What to produce:
The answer is every line of the records that holds the word "Developer", copied in full.

Record extracts:
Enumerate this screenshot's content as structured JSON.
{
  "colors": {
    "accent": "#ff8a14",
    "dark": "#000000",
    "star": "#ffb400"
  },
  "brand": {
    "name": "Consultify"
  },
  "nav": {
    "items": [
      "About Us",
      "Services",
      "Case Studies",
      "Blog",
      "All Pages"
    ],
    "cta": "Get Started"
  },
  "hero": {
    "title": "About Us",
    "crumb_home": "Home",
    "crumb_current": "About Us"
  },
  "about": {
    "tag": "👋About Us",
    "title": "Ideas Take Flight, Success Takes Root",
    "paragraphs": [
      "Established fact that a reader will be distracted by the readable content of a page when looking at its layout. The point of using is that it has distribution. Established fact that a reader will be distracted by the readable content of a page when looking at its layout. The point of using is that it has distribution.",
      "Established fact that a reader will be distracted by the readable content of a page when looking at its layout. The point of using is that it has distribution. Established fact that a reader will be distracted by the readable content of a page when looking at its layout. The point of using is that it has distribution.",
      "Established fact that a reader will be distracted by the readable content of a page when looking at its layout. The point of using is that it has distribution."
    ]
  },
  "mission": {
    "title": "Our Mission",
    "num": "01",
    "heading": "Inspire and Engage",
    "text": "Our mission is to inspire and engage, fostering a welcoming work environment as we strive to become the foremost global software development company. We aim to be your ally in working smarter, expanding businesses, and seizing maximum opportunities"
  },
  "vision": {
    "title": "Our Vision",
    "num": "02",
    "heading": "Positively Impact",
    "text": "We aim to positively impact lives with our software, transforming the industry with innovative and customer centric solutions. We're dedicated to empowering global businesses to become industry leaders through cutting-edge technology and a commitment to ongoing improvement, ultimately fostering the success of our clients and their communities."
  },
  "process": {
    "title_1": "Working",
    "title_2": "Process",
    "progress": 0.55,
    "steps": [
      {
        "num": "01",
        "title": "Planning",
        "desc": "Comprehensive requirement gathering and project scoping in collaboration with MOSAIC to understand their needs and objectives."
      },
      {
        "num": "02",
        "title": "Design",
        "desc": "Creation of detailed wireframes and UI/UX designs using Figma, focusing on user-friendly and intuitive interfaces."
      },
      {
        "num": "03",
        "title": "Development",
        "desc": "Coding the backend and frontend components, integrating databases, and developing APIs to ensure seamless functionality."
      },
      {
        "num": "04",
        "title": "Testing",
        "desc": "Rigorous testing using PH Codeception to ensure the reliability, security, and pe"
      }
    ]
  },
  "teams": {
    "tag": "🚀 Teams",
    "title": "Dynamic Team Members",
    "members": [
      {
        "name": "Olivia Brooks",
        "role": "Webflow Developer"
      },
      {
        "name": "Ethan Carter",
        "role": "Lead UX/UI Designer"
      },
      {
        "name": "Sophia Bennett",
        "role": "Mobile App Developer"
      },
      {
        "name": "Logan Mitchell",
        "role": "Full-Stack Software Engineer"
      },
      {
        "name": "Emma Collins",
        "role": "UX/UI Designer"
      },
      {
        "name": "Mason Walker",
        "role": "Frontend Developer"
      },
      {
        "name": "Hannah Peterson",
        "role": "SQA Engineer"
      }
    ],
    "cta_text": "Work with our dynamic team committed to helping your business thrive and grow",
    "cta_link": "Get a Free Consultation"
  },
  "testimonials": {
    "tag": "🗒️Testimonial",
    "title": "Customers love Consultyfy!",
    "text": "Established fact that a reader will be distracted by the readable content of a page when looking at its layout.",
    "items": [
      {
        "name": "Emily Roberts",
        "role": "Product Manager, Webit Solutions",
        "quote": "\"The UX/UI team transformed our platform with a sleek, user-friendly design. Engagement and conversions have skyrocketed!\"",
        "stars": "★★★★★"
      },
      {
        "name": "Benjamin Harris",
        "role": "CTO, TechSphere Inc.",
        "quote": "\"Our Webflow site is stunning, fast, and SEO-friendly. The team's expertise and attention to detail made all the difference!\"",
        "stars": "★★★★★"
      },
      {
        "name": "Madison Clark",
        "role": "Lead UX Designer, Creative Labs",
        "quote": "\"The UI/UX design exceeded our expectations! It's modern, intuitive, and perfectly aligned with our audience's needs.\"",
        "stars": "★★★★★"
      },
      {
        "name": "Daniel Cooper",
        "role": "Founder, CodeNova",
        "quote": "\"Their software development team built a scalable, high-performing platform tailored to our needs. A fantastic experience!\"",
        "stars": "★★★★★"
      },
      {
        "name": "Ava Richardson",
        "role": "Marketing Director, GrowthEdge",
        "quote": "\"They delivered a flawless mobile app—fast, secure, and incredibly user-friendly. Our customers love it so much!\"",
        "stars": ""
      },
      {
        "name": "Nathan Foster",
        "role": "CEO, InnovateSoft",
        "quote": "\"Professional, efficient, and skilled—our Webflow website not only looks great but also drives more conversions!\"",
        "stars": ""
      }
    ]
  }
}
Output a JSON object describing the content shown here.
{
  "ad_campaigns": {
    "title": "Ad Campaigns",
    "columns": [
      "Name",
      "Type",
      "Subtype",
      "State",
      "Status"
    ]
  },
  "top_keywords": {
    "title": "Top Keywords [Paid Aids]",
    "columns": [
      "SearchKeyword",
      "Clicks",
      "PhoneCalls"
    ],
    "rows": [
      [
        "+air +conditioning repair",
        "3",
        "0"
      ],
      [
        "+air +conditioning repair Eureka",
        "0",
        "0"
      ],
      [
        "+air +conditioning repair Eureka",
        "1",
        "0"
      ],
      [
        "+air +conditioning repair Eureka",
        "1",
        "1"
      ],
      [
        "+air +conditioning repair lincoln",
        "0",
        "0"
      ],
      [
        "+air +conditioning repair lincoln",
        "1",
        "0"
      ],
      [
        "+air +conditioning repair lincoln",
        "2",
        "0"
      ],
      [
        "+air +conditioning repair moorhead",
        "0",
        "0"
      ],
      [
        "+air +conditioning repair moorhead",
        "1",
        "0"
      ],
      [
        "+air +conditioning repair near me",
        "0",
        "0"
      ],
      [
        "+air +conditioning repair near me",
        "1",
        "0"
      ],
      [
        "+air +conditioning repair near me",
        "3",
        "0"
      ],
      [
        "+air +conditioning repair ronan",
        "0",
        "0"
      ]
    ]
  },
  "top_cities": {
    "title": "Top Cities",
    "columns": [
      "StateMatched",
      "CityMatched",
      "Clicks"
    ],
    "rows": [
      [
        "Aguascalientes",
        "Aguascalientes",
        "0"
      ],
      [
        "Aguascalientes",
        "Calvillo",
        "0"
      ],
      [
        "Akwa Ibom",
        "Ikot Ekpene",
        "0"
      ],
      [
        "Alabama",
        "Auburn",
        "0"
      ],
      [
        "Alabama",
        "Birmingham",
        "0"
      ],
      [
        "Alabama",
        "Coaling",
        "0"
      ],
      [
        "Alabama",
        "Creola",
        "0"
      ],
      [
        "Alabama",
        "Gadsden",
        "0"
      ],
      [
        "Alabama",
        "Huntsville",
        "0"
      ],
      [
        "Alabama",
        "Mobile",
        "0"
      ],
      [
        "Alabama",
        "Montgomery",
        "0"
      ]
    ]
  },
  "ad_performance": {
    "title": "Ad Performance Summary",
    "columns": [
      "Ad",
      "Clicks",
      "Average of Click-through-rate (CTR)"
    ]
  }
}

Your response:
        "role": "Webflow Developer"
        "role": "Mobile App Developer"
        "role": "Frontend Developer"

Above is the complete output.